Scan the entries below for the string "icon" and copy every line where it turns up.
Supplied data START
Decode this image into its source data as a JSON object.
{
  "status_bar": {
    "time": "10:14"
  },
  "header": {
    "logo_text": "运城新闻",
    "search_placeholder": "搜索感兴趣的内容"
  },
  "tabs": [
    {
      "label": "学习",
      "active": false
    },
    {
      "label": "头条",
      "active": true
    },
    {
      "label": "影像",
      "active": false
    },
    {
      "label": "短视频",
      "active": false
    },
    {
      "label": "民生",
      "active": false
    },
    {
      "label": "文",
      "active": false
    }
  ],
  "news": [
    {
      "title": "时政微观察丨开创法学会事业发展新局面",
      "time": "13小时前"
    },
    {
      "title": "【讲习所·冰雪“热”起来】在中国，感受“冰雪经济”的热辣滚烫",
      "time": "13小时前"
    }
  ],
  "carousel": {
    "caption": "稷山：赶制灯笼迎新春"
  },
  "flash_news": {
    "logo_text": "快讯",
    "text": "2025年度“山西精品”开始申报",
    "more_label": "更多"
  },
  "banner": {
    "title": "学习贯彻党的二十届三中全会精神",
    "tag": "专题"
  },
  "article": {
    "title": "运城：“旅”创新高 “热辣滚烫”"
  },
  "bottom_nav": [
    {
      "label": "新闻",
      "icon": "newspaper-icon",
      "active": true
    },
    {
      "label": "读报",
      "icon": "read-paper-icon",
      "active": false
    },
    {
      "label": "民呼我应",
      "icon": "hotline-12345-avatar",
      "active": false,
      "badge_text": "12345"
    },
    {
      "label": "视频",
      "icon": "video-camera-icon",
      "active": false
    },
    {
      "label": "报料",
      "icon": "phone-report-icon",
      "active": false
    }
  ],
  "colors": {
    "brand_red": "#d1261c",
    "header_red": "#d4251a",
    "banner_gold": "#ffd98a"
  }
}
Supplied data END
● **Reply**
      "icon": "newspaper-icon",
      "icon": "read-paper-icon",
      "icon": "hotline-12345-avatar",
      "icon": "video-camera-icon",
      "icon": "phone-report-icon",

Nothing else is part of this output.